By Dan Hamilton
The BLS' Employment Situation report for June was released Friday. Non-farm jobs and the unemployment rate both grew slightly. Jobs grew by 18,000, which on a base of 131 million jobs, is essentially the same as our forecast of 21,000. The unemployment rate was 9.2 percent, essentially the same as our forecast of 9.15 percent.
There were revisions to April and May jobs numbers, April’s jobs increase was revised down by 15,000 (from 232 to 217 thousand) and May’s jobs increase was revised down by 24,000 (from 54,000 to 25,000).
The long-term unemployment situation remains horrible. 6 million persons have remained unemployed for 27 weeks or more. If this does not indicate a structural problem in the labor market, what does it indicate?

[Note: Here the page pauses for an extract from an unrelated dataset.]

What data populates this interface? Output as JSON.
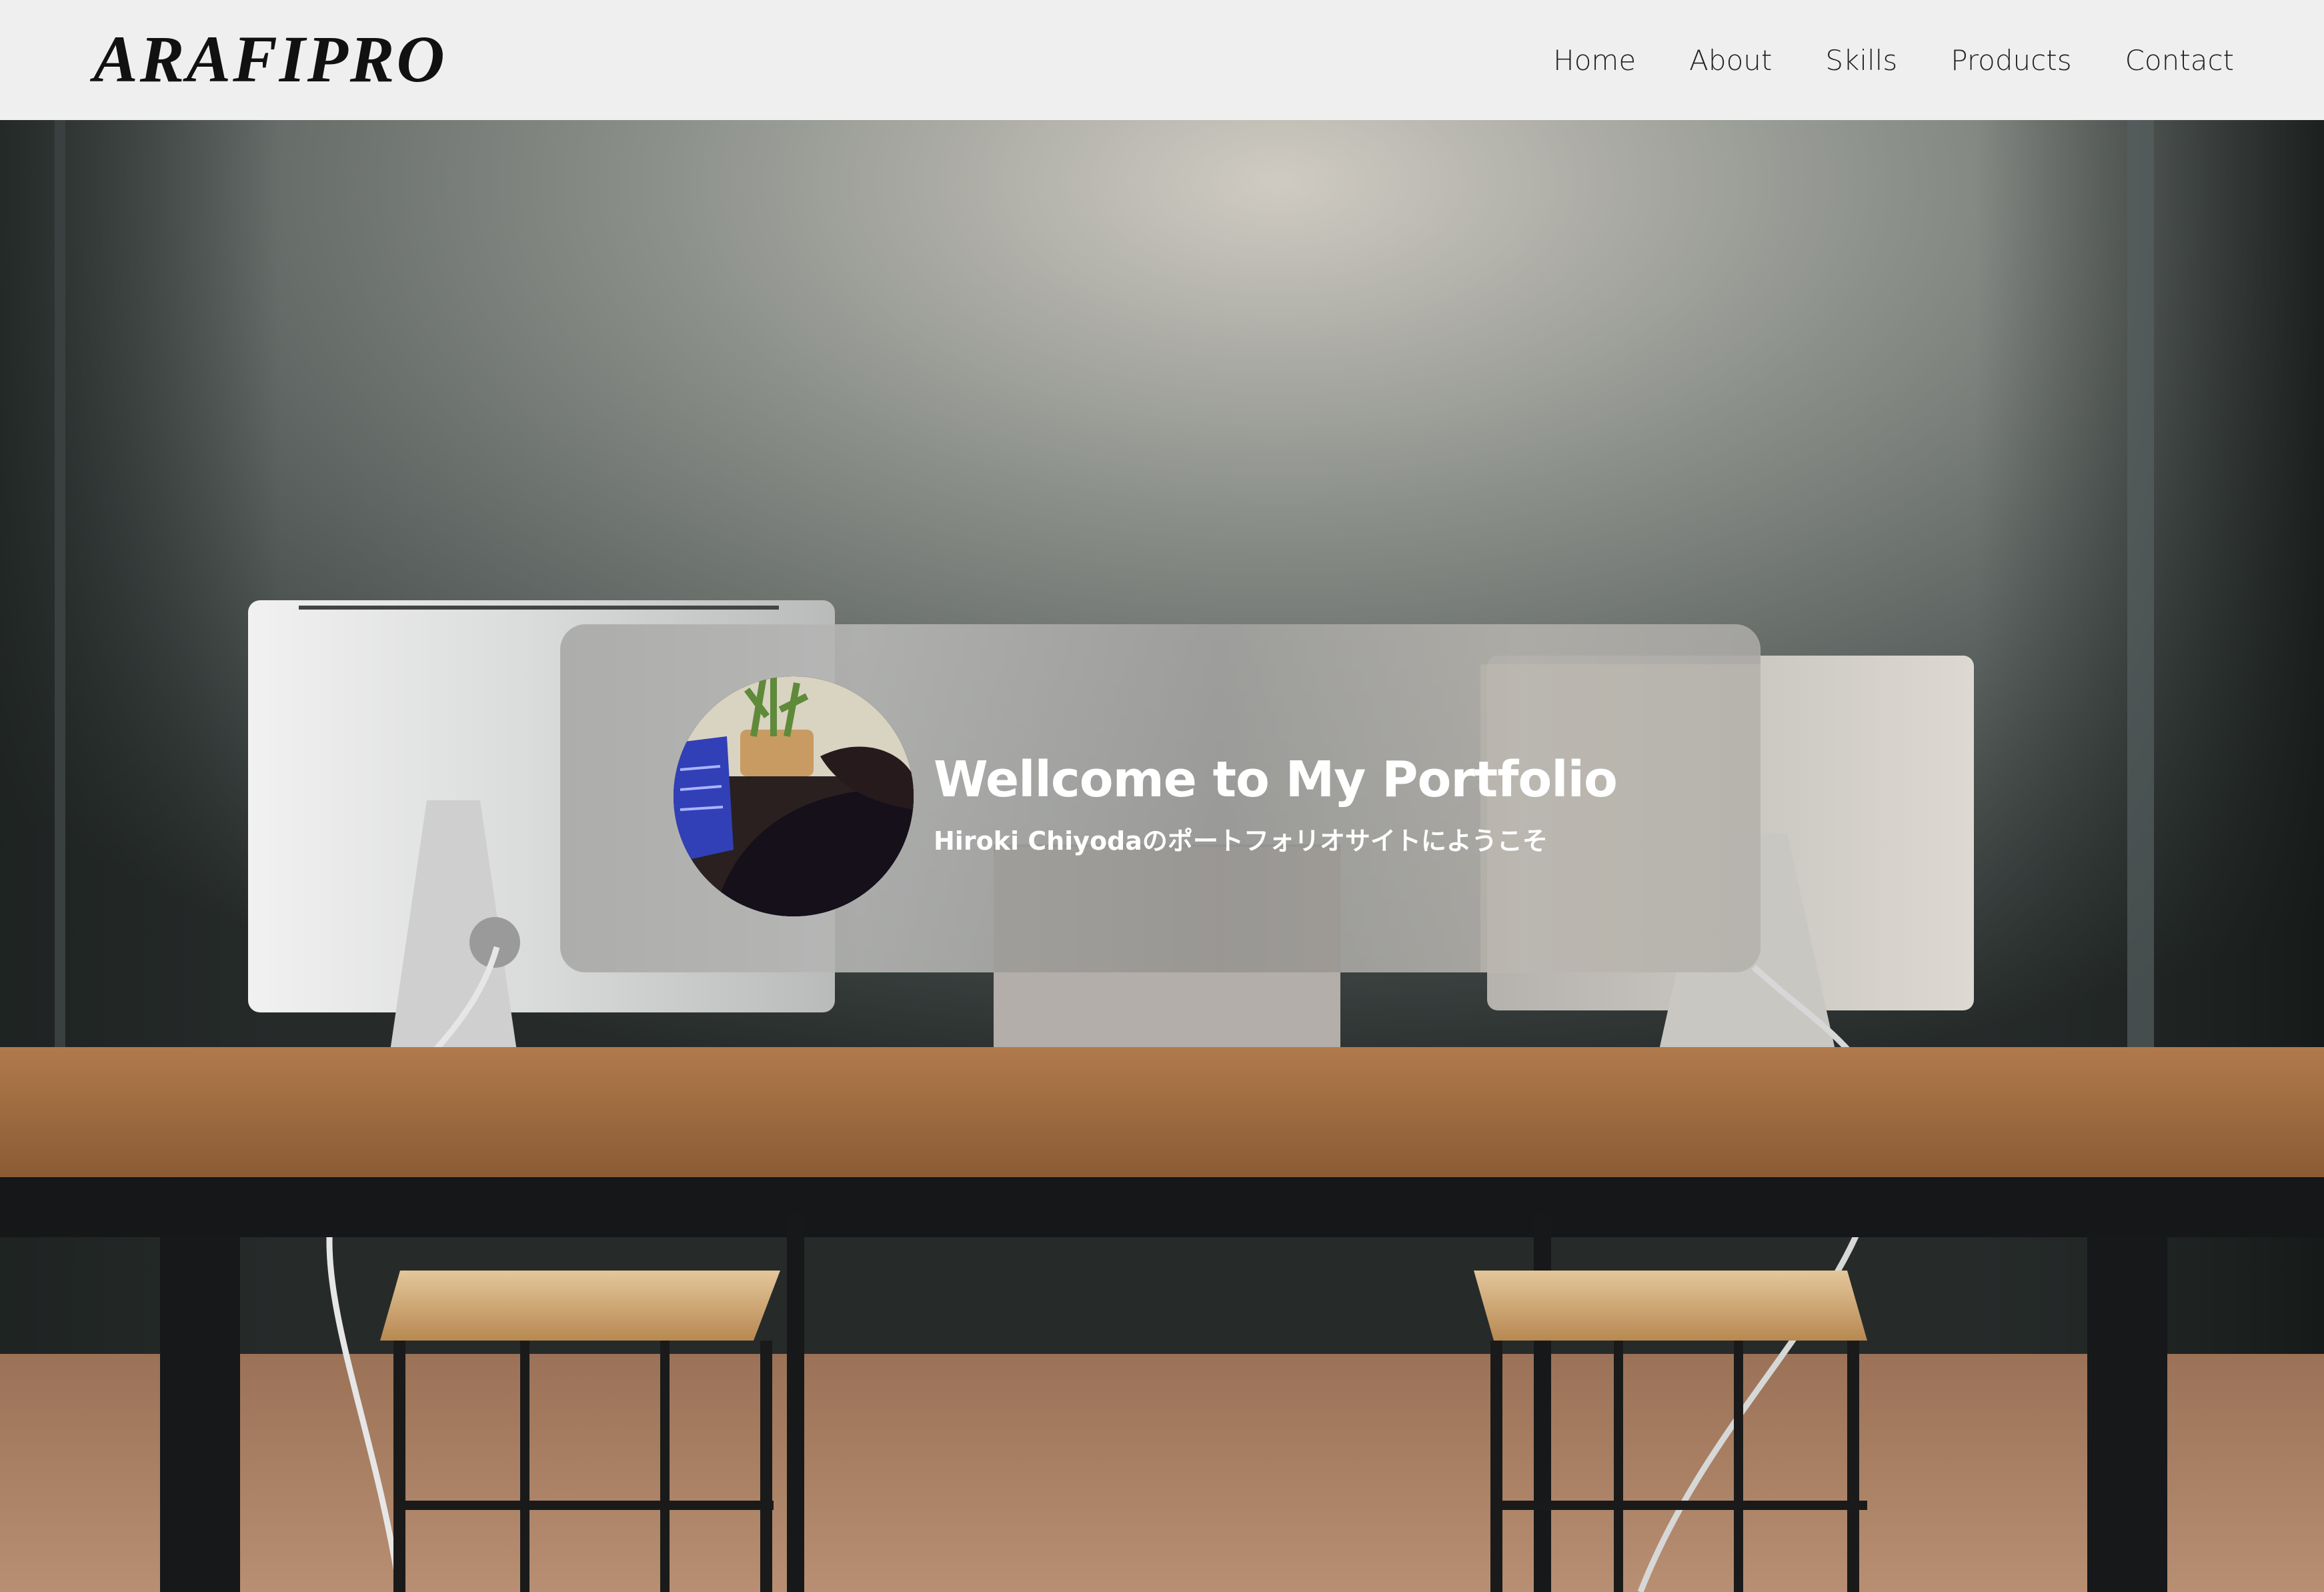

The broad measure of the unemployment rate, (which includes underemployed and marginally attached to labor force), is just over sixteen percent!
Private non-farm job growth has been less than 100 thousand per month, while public sector job losses have offset those gains, for two months in a row. I expect this pattern to continue. State and local governments cannot really hire because they must balance their budgets, or at least pretend to do so. The Federal government has come under lots of pressure to do something about their budget recently so they are not likely to boost hiring substantially in the near future.
This report obviously indicates a very weak job market. It is the second month in a row of essentially zero job growth and a rising unemployment rate. I am not bullish about the July’s report, which is due out Friday, August 5.